What you should do
State, as a bare number, how many lines below contain "JSON".

Extracted data
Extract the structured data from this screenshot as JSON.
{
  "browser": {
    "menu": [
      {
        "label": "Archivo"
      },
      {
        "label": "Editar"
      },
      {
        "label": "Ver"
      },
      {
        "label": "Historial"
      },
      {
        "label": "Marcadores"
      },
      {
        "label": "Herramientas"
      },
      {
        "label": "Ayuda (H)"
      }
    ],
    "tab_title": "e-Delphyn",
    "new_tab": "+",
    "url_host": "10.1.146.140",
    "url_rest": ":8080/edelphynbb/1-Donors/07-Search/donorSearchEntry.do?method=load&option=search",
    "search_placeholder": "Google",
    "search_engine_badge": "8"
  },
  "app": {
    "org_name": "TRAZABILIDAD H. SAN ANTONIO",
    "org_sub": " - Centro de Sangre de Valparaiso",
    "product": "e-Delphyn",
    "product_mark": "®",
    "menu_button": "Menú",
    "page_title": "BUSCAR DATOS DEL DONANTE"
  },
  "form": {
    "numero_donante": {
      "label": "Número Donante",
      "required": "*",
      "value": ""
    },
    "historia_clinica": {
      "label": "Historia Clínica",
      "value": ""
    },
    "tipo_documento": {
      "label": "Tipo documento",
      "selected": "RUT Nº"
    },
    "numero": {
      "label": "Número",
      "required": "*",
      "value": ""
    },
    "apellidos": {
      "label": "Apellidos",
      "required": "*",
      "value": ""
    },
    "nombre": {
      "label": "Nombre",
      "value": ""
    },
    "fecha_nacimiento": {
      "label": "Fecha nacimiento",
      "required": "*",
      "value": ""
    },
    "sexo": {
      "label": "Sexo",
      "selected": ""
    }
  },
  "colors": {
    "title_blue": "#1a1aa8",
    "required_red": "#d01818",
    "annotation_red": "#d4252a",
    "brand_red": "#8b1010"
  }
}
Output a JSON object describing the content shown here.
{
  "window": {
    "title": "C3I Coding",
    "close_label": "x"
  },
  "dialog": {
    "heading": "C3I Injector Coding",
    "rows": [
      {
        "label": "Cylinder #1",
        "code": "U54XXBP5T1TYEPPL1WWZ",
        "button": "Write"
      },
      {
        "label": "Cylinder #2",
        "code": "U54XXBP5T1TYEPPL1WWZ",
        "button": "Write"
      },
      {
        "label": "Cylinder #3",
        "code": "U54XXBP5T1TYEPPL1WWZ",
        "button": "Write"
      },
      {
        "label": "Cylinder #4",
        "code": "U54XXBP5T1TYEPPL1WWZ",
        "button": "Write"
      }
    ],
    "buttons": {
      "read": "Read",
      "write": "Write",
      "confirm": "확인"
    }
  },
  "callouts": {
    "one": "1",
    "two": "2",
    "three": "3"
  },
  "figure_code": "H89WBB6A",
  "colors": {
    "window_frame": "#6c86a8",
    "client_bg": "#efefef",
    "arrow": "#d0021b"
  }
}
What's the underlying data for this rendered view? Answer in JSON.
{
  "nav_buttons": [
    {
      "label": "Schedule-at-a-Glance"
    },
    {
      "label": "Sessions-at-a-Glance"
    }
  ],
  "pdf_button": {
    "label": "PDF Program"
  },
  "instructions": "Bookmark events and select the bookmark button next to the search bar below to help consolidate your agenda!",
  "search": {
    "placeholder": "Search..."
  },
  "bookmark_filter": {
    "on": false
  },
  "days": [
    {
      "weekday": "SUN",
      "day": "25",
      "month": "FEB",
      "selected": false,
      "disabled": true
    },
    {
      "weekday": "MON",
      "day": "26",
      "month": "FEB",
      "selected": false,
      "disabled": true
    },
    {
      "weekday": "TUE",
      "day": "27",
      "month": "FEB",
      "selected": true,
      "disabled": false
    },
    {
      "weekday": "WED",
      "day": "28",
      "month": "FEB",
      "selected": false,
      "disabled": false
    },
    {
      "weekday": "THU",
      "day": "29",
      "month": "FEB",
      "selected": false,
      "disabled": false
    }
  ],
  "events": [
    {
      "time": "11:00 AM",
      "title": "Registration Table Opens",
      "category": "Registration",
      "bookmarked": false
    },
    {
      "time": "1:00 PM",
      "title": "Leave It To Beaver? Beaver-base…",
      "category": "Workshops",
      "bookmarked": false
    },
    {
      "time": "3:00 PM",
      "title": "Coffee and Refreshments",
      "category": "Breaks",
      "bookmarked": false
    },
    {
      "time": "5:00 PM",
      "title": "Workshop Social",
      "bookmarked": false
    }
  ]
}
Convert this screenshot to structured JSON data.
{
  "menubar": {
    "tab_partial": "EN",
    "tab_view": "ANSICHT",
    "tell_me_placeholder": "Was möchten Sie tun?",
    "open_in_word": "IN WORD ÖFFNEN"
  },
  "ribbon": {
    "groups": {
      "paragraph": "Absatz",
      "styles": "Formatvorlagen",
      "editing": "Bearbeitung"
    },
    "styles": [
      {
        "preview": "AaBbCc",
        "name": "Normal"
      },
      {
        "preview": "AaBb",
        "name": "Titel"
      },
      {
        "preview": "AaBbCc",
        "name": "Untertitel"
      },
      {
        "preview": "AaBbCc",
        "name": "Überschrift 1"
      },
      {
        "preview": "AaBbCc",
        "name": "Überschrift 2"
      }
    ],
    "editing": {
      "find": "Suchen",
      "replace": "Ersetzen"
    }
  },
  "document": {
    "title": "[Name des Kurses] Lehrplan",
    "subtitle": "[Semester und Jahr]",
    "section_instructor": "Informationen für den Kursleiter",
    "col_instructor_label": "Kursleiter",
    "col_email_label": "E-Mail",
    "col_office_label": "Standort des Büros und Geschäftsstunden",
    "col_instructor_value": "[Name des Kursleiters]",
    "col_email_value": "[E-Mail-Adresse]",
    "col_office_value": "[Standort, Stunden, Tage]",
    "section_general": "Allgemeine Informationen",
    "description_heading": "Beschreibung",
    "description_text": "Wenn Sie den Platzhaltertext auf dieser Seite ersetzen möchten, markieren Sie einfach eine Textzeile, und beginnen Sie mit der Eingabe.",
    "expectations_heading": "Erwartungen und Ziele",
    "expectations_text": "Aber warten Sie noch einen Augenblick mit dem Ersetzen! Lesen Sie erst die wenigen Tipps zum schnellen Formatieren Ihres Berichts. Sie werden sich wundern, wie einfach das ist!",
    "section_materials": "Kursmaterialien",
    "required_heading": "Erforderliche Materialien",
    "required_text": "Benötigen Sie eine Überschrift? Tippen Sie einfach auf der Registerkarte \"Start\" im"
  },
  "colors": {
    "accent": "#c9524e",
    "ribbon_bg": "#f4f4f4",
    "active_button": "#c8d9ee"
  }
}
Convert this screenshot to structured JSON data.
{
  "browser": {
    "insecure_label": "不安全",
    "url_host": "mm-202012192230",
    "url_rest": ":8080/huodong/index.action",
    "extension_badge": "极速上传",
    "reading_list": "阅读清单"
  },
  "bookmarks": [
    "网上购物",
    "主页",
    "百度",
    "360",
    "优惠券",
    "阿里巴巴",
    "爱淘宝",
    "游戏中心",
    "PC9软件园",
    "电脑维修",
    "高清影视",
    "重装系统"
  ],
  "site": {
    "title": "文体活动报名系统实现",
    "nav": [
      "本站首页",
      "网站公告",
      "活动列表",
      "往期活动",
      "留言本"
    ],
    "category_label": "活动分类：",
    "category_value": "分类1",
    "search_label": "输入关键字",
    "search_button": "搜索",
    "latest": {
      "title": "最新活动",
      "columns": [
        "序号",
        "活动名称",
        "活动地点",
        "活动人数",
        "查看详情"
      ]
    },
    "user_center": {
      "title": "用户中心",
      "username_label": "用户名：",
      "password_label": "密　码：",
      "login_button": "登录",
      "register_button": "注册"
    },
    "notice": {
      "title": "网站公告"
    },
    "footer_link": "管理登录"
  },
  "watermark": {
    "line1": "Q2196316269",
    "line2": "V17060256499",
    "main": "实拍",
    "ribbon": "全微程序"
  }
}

Solution for this problem
5